Second, Plaintiffs and the City agree on the substantial majority of items that are “bulky” and can be removed. Plaintiffs attempt to mask this agreement by focusing on the few differences they have with the City’s definition. For example, Plaintiffs take issue with the exemption in the “bulky item” definition for bicycles and wheelchairs that are “operable” but not for ones that are inoperable but can be repaired. (See Opp. at 4.) The City recognizes that bicycles, wheelchairs, and other assistive mobility devices may be essential to homeless individuals. Similarly, the City understands that a homeless individual may repair his or her inoperable bicycle. However, when the City is faced with hundreds of bicycles, in various forms of disrepair, in a make-shift repair shop or “chop shop” on a public sidewalk (as has been the case), the City cannot be barred from removing these bulky items.
Plaintiffs also take issue with the exemption in the “bulky item” definition for property that fits within a 60-gallon container. (See Opp. at 4.) The City recognizes Plaintiffs’ concerns with the size limitation, but balancing competing interests requires that there be a limit on the amount of property that may be left on City sidewalks or in public areas. The City made certain that items necessary to the health and welfare of a homeless person living on the street – such as a constructed tent or a bicycle, crutch, or wheelchair – were excluded from the definition of bulky item. (See Dkt 58-2 at subd. 2(c).) Limiting what a homeless individual may retain by amount, as opposed to type, gives that individual the freedom to determine what he or she deems most significant while providing the City with the ability to limit the overall amount of property in public spaces – again to allow for a balance that addresses competing public interests.
To be clear, the City is not seeking an advisory opinion from the Court on whether a particular bulky item should or should not be removed. Nor should a dispute between the Parties regarding the definition of bulky item prevent the Court from issuing clarification on this threshold question. The City remains willing to continue its discussions with Plaintiffs to try to reach an agreement on the few remaining disputed issues. However, the City does need clarification on whether the enforcement of anti-dumping and ADA-access laws in the enjoined area is permitted.

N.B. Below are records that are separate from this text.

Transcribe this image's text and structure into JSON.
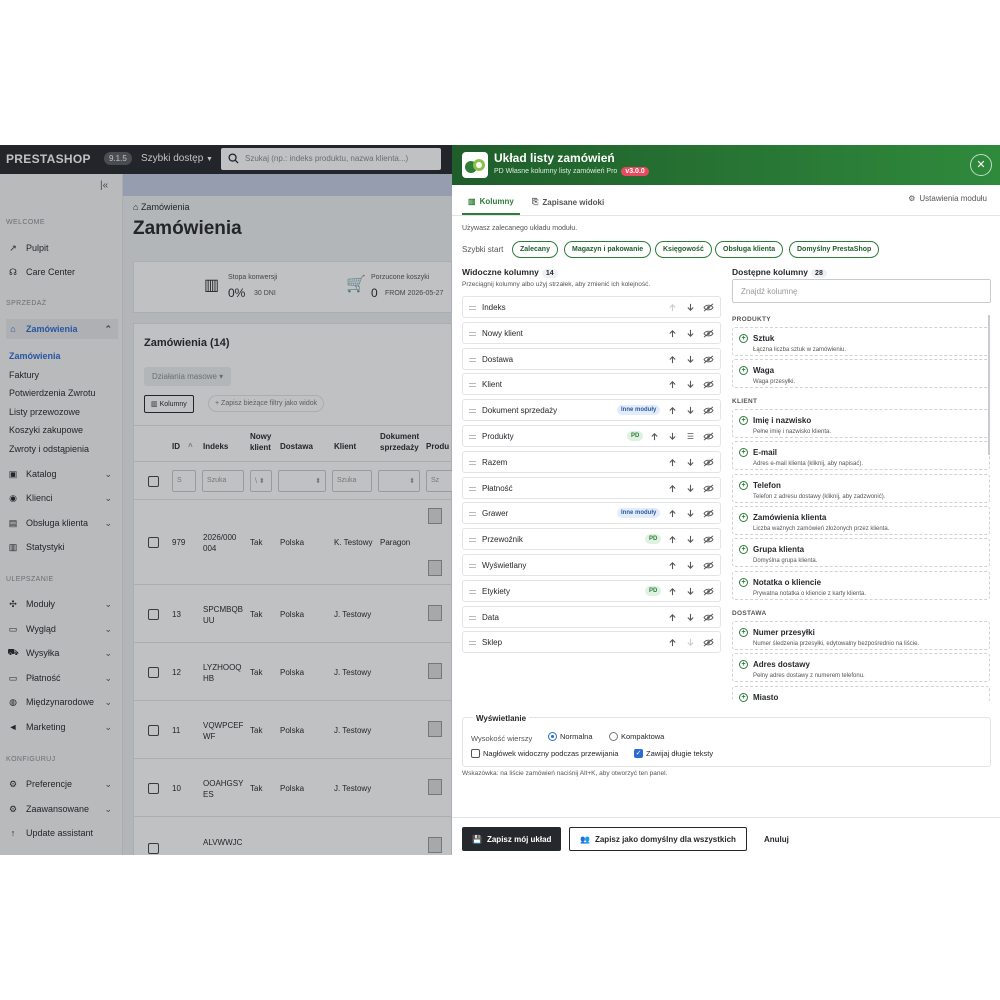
{
  "topbar": {
    "logo": "PRESTASHOP",
    "version": "9.1.5",
    "quick_access": "Szybki dostęp",
    "search_placeholder": "Szukaj (np.: indeks produktu, nazwa klienta...)"
  },
  "sidebar": {
    "sections": {
      "welcome": "WELCOME",
      "sales": "SPRZEDAŻ",
      "improve": "ULEPSZANIE",
      "configure": "KONFIGURUJ"
    },
    "items": [
      "Pulpit",
      "Care Center",
      "Zamówienia",
      "Katalog",
      "Klienci",
      "Obsługa klienta",
      "Statystyki",
      "Moduły",
      "Wygląd",
      "Wysyłka",
      "Płatność",
      "Międzynarodowe",
      "Marketing",
      "Preferencje",
      "Zaawansowane",
      "Update assistant"
    ],
    "sub": [
      "Zamówienia",
      "Faktury",
      "Potwierdzenia Zwrotu",
      "Listy przewozowe",
      "Koszyki zakupowe",
      "Zwroty i odstąpienia"
    ]
  },
  "content": {
    "breadcrumb": "Zamówienia",
    "title": "Zamówienia",
    "kpi": {
      "conv_label": "Stopa konwersji",
      "conv_value": "0%",
      "conv_sub": "30 DNI",
      "cart_label": "Porzucone koszyki",
      "cart_value": "0",
      "cart_sub": "FROM 2026-05-27"
    },
    "orders_title": "Zamówienia (14)",
    "bulk": "Działania masowe",
    "columns_btn": "Kolumny",
    "save_filters": "Zapisz bieżące filtry jako widok",
    "headers": {
      "id": "ID",
      "sort": "^",
      "index": "Indeks",
      "new": "Nowy\nklient",
      "delivery": "Dostawa",
      "client": "Klient",
      "doc": "Dokument\nsprzedaży",
      "prod": "Produ"
    },
    "filter_placeholder": "Szuka",
    "rows": [
      {
        "id": "979",
        "index": "2026/000\n004",
        "new": "Tak",
        "delivery": "Polska",
        "client": "K. Testowy",
        "doc": "Paragon"
      },
      {
        "id": "13",
        "index": "SPCMBQB\nUU",
        "new": "Tak",
        "delivery": "Polska",
        "client": "J. Testowy",
        "doc": ""
      },
      {
        "id": "12",
        "index": "LYZHOOQ\nHB",
        "new": "Tak",
        "delivery": "Polska",
        "client": "J. Testowy",
        "doc": ""
      },
      {
        "id": "11",
        "index": "VQWPCEF\nWF",
        "new": "Tak",
        "delivery": "Polska",
        "client": "J. Testowy",
        "doc": ""
      },
      {
        "id": "10",
        "index": "OOAHGSY\nES",
        "new": "Tak",
        "delivery": "Polska",
        "client": "J. Testowy",
        "doc": ""
      },
      {
        "id": "",
        "index": "ALVWWJC",
        "new": "",
        "delivery": "",
        "client": "",
        "doc": ""
      }
    ]
  },
  "modal": {
    "title": "Układ listy zamówień",
    "subtitle": "PD Własne kolumny listy zamówień Pro",
    "version": "v3.0.0",
    "tabs": [
      "Kolumny",
      "Zapisane widoki"
    ],
    "settings": "Ustawienia modułu",
    "info": "Używasz zalecanego układu modułu.",
    "quickstart_label": "Szybki start",
    "chips": [
      "Zalecany",
      "Magazyn i pakowanie",
      "Księgowość",
      "Obsługa klienta",
      "Domyślny PrestaShop"
    ],
    "visible_title": "Widoczne kolumny",
    "visible_count": "14",
    "visible_hint": "Przeciągnij kolumny albo użyj strzałek, aby zmienić ich kolejność.",
    "visible": [
      {
        "name": "Indeks",
        "badge": ""
      },
      {
        "name": "Nowy klient",
        "badge": ""
      },
      {
        "name": "Dostawa",
        "badge": ""
      },
      {
        "name": "Klient",
        "badge": ""
      },
      {
        "name": "Dokument sprzedaży",
        "badge": "Inne moduły"
      },
      {
        "name": "Produkty",
        "badge": "PD"
      },
      {
        "name": "Razem",
        "badge": ""
      },
      {
        "name": "Płatność",
        "badge": ""
      },
      {
        "name": "Grawer",
        "badge": "Inne moduły"
      },
      {
        "name": "Przewoźnik",
        "badge": "PD"
      },
      {
        "name": "Wyświetlany",
        "badge": ""
      },
      {
        "name": "Etykiety",
        "badge": "PD"
      },
      {
        "name": "Data",
        "badge": ""
      },
      {
        "name": "Sklep",
        "badge": ""
      }
    ],
    "available_title": "Dostępne kolumny",
    "available_count": "28",
    "available_search": "Znajdź kolumnę",
    "groups": {
      "products": "PRODUKTY",
      "client": "KLIENT",
      "delivery": "DOSTAWA"
    },
    "available": [
      {
        "name": "Sztuk",
        "desc": "Łączna liczba sztuk w zamówieniu."
      },
      {
        "name": "Waga",
        "desc": "Waga przesyłki."
      },
      {
        "name": "Imię i nazwisko",
        "desc": "Pełne imię i nazwisko klienta."
      },
      {
        "name": "E-mail",
        "desc": "Adres e-mail klienta (kliknij, aby napisać)."
      },
      {
        "name": "Telefon",
        "desc": "Telefon z adresu dostawy (kliknij, aby zadzwonić)."
      },
      {
        "name": "Zamówienia klienta",
        "desc": "Liczba ważnych zamówień złożonych przez klienta."
      },
      {
        "name": "Grupa klienta",
        "desc": "Domyślna grupa klienta."
      },
      {
        "name": "Notatka o kliencie",
        "desc": "Prywatna notatka o kliencie z karty klienta."
      },
      {
        "name": "Numer przesyłki",
        "desc": "Numer śledzenia przesyłki, edytowalny bezpośrednio na liście."
      },
      {
        "name": "Adres dostawy",
        "desc": "Pełny adres dostawy z numerem telefonu."
      },
      {
        "name": "Miasto",
        "desc": ""
      }
    ],
    "display": {
      "title": "Wyświetlanie",
      "row_height": "Wysokość wierszy",
      "normal": "Normalna",
      "compact": "Kompaktowa",
      "sticky": "Nagłówek widoczny podczas przewijania",
      "wrap": "Zawijaj długie teksty"
    },
    "footer_hint": "Wskazówka: na liście zamówień naciśnij Alt+K, aby otworzyć ten panel.",
    "save_mine": "Zapisz mój układ",
    "save_default": "Zapisz jako domyślny dla wszystkich",
    "cancel": "Anuluj"
  },
  "colors": {
    "accent": "#2f7d3a",
    "header_dark": "#1f5d2b",
    "version_badge": "#e84a5f",
    "topbar": "#25282c"
  }
}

The Court’s clarification on this issue is important not just for the City to give clear directions to its employees who operate in Skid Row and its surrounding area, but also for the residents and business owners located in the enjoined area whose interests should also be considered.
For the foregoing reasons, and for any reasons that may arise at the hearing on this matter, the City respectfully requests that the Court clarify its Order with respect to the two outstanding clarification issues.

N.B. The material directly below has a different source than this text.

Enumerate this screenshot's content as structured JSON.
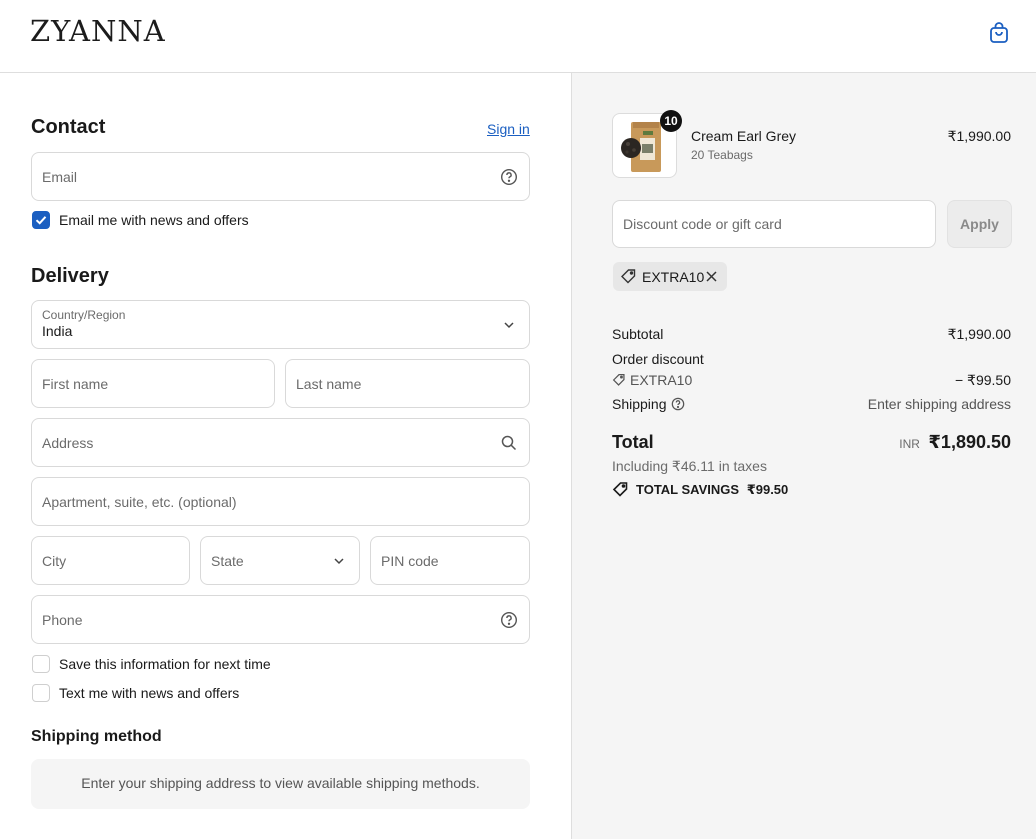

Dated: August 28, 2017
LOS ANGELES CITY ATTORNEY’S OFFICE
Deputy City Attorney